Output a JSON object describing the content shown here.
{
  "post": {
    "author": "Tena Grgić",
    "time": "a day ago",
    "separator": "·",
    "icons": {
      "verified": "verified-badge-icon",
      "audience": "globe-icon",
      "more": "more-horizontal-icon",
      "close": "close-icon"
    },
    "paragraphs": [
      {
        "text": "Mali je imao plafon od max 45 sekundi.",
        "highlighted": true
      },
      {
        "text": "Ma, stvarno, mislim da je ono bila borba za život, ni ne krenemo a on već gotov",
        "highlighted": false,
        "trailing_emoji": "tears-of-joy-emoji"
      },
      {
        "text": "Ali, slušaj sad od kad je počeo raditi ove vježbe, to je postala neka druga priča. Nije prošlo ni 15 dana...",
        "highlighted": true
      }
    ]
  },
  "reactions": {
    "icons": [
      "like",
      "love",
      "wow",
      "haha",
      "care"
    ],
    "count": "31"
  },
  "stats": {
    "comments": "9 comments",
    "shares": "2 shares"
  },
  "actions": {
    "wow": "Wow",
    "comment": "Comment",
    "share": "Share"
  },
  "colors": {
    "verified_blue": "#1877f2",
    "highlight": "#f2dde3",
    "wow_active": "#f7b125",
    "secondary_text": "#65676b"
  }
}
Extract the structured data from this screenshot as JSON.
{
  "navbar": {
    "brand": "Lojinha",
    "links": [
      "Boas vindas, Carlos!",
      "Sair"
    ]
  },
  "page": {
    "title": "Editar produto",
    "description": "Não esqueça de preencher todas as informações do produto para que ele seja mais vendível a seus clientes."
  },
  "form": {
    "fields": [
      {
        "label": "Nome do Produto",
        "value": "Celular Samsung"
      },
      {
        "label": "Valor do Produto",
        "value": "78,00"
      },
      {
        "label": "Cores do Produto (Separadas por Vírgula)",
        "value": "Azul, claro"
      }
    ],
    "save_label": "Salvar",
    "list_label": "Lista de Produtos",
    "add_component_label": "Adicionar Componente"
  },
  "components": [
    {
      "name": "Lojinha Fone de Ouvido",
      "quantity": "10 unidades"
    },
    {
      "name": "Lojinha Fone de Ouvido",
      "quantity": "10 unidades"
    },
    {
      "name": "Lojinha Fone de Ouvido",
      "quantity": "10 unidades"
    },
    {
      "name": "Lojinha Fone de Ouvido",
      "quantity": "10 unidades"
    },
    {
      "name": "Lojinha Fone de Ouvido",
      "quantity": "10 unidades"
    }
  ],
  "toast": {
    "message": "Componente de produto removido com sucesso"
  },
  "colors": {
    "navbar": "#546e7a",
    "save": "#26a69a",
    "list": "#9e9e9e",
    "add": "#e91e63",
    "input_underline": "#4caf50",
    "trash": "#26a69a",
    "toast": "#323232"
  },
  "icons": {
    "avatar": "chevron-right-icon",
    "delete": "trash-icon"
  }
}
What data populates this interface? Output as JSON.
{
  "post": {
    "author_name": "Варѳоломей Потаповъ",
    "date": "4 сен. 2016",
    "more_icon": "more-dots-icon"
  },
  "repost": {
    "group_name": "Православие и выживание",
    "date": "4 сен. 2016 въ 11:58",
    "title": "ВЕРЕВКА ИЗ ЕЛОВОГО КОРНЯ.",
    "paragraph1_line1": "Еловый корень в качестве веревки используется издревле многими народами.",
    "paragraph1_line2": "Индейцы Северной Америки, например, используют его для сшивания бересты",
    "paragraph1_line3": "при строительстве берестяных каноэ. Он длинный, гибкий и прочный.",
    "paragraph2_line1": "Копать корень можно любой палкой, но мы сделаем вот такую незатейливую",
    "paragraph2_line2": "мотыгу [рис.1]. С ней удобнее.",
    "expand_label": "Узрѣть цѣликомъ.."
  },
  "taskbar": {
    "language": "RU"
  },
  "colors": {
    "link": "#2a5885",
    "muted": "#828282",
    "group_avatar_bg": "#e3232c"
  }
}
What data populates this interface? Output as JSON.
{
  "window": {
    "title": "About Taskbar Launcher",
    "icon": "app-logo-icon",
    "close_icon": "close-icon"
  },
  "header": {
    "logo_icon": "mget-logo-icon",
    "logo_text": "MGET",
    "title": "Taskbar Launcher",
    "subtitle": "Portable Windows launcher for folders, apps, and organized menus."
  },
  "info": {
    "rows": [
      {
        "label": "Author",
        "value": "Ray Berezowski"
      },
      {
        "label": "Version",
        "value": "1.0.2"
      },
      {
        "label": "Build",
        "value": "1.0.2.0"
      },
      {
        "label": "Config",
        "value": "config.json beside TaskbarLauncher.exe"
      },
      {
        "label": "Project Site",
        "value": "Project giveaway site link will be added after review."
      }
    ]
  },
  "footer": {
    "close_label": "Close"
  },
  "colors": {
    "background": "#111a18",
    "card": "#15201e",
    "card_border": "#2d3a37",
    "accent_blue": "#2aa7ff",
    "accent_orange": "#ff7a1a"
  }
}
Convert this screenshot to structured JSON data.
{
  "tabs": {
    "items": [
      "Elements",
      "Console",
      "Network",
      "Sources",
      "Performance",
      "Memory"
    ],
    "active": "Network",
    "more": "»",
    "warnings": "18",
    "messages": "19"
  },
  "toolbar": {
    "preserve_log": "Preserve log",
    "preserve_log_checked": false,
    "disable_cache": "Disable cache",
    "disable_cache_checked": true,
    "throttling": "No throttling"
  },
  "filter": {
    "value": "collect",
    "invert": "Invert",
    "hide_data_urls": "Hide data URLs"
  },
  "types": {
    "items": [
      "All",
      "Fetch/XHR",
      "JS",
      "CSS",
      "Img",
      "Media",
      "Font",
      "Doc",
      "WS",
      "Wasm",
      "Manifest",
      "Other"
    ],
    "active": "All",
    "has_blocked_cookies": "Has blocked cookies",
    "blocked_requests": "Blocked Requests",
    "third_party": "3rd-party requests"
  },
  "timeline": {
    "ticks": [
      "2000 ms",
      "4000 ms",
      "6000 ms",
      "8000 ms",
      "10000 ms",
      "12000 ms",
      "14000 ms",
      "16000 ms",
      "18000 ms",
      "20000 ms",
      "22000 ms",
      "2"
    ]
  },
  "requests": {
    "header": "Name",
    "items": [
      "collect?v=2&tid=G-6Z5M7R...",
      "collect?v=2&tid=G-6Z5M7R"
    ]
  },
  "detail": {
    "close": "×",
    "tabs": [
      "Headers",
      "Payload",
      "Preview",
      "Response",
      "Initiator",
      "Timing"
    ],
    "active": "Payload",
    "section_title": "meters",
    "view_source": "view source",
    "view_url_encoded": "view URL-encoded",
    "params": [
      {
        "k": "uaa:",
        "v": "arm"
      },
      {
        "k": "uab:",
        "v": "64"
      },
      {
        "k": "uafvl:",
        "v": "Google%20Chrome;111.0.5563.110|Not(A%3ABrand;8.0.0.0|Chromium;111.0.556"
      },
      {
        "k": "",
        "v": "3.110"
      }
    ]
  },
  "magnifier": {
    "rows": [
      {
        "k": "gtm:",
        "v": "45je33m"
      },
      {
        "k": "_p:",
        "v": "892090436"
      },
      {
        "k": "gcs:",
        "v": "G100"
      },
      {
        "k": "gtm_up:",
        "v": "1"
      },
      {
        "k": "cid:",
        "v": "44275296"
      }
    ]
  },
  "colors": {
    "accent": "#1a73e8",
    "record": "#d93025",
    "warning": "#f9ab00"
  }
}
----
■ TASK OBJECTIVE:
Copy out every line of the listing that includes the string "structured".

■ TASK OUTPUT:
Extract the structured data from this screenshot as JSON.
Convert this screenshot to structured JSON data.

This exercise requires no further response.